[WORK TO BE COMPLETED] Wherever a line of the data contains "accent", copy that line.

[INFORMATION SUPPLIED]
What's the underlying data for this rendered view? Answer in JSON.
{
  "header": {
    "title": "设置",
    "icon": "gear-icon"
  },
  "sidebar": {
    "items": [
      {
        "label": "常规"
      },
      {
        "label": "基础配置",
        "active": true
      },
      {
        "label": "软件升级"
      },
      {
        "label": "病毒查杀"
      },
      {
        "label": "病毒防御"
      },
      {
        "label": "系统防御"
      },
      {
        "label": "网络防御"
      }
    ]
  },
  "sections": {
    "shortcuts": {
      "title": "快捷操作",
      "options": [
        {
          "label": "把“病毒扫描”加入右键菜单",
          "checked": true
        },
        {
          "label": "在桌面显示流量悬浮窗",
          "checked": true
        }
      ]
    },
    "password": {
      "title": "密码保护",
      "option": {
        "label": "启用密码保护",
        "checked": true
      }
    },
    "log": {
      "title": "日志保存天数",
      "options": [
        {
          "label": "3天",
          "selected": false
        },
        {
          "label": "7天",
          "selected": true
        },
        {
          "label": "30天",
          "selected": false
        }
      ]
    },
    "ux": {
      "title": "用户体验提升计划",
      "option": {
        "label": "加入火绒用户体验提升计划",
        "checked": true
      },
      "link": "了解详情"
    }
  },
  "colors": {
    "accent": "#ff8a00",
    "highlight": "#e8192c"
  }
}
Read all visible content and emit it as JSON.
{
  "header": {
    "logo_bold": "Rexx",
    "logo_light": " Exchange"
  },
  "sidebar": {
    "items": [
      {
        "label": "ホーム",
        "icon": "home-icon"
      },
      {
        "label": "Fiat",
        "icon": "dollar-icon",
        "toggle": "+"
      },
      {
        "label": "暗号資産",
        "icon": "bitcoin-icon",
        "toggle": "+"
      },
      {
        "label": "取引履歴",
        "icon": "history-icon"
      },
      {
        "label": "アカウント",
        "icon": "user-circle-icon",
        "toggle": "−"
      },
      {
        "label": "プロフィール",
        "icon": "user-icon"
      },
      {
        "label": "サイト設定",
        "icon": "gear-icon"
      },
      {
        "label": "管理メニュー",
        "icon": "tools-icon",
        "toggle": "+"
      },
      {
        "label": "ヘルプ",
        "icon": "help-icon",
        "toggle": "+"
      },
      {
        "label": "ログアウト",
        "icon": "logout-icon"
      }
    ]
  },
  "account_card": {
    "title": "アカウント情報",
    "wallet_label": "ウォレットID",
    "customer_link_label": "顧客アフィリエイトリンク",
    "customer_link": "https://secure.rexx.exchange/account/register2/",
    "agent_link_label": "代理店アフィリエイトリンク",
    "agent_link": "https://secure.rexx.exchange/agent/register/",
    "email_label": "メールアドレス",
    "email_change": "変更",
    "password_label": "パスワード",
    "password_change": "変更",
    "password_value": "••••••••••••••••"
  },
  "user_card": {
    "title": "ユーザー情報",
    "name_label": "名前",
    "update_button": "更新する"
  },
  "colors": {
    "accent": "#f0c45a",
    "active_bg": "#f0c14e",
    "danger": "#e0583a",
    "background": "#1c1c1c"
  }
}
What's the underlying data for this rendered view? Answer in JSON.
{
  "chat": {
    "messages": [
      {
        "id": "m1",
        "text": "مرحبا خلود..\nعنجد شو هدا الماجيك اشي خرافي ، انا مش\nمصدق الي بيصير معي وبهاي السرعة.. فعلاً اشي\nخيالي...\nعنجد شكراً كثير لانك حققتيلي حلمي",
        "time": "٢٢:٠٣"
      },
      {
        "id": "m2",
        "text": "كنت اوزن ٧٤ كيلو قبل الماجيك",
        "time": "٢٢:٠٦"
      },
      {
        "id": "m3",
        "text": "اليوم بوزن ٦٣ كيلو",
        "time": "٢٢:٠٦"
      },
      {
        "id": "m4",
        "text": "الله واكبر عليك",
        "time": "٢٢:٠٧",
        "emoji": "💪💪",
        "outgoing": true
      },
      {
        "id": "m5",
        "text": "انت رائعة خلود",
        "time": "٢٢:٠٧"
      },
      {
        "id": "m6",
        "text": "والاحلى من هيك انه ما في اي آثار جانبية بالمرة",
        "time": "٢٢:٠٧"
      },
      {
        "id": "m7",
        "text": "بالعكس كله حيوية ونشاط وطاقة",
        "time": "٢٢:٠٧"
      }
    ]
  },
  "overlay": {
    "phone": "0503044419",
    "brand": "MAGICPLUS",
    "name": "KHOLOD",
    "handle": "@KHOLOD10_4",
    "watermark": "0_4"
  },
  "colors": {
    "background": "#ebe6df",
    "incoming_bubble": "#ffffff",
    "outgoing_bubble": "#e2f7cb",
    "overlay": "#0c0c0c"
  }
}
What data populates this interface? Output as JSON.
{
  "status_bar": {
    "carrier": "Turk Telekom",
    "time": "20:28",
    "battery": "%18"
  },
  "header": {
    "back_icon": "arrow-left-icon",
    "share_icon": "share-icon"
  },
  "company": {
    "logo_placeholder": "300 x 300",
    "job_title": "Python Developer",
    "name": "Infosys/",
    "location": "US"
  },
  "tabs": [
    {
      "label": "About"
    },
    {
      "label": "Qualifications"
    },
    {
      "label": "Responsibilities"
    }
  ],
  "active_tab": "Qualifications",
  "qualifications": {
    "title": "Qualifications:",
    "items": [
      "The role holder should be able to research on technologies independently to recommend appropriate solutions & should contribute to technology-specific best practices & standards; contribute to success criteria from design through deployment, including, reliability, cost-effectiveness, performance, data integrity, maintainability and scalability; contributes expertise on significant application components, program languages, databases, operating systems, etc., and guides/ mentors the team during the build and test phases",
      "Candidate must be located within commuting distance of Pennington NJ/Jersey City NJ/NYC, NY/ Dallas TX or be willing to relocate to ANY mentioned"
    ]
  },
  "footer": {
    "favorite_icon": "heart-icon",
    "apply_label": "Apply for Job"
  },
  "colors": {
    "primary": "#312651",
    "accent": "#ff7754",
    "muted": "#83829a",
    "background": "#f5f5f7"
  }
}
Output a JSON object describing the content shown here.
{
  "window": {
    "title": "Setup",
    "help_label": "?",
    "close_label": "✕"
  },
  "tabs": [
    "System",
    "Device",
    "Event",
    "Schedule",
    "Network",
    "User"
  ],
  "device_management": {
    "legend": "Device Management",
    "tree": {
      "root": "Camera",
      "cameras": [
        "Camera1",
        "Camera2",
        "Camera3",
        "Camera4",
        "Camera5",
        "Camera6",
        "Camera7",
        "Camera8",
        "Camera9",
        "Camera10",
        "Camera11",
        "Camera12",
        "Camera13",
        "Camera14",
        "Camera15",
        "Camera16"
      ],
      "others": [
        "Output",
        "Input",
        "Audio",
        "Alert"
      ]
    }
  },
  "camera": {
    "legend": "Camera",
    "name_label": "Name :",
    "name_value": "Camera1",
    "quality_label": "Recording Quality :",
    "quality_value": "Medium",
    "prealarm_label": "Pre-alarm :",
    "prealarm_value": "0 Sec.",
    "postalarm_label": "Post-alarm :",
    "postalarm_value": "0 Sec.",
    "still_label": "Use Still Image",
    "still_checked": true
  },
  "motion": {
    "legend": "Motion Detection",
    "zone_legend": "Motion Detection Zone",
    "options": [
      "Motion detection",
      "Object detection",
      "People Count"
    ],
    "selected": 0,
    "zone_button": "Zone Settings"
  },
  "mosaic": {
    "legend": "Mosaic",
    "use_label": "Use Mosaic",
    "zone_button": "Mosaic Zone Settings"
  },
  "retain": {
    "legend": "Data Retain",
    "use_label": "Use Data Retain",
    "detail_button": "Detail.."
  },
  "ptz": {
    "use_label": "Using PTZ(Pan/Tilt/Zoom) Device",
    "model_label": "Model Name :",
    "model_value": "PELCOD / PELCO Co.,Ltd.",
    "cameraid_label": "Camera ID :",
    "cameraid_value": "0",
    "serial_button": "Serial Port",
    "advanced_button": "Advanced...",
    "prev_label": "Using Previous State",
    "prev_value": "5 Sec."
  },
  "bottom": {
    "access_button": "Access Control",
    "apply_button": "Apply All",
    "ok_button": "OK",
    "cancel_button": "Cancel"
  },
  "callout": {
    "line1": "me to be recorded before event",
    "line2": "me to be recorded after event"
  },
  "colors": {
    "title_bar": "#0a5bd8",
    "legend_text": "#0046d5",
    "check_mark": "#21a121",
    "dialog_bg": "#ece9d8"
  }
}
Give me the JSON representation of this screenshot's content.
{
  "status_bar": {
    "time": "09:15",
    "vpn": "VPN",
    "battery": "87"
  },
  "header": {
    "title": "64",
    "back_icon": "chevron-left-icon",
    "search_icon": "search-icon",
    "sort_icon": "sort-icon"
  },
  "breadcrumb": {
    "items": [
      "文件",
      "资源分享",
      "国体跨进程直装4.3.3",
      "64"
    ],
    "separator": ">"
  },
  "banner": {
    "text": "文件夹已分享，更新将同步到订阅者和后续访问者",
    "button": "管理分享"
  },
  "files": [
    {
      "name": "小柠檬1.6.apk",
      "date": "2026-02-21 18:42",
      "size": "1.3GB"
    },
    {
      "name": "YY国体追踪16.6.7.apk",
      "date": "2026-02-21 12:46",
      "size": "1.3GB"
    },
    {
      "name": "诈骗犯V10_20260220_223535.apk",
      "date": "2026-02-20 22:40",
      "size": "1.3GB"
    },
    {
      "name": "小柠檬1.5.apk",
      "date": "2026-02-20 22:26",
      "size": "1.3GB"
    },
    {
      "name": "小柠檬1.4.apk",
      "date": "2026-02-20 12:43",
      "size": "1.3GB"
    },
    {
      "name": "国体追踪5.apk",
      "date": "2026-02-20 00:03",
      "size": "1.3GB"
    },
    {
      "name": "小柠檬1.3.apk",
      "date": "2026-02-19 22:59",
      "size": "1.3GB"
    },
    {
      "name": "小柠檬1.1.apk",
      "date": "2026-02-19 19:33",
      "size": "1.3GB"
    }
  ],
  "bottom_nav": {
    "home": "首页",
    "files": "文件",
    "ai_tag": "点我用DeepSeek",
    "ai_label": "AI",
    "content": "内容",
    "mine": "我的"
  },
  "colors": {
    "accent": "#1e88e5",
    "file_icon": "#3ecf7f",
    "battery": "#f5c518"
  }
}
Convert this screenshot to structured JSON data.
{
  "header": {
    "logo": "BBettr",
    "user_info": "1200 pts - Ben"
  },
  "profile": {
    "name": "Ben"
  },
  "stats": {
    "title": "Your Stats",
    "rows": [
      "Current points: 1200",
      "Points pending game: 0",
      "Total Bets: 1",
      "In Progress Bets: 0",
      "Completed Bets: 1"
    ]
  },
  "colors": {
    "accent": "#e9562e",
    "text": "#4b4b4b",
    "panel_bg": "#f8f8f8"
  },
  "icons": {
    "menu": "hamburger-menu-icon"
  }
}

[ANSWER TO THE PROBLEM]
    "accent": "#ff8a00",
    "accent": "#f0c45a",
    "accent": "#ff7754",
    "accent": "#1e88e5",
    "accent": "#e9562e",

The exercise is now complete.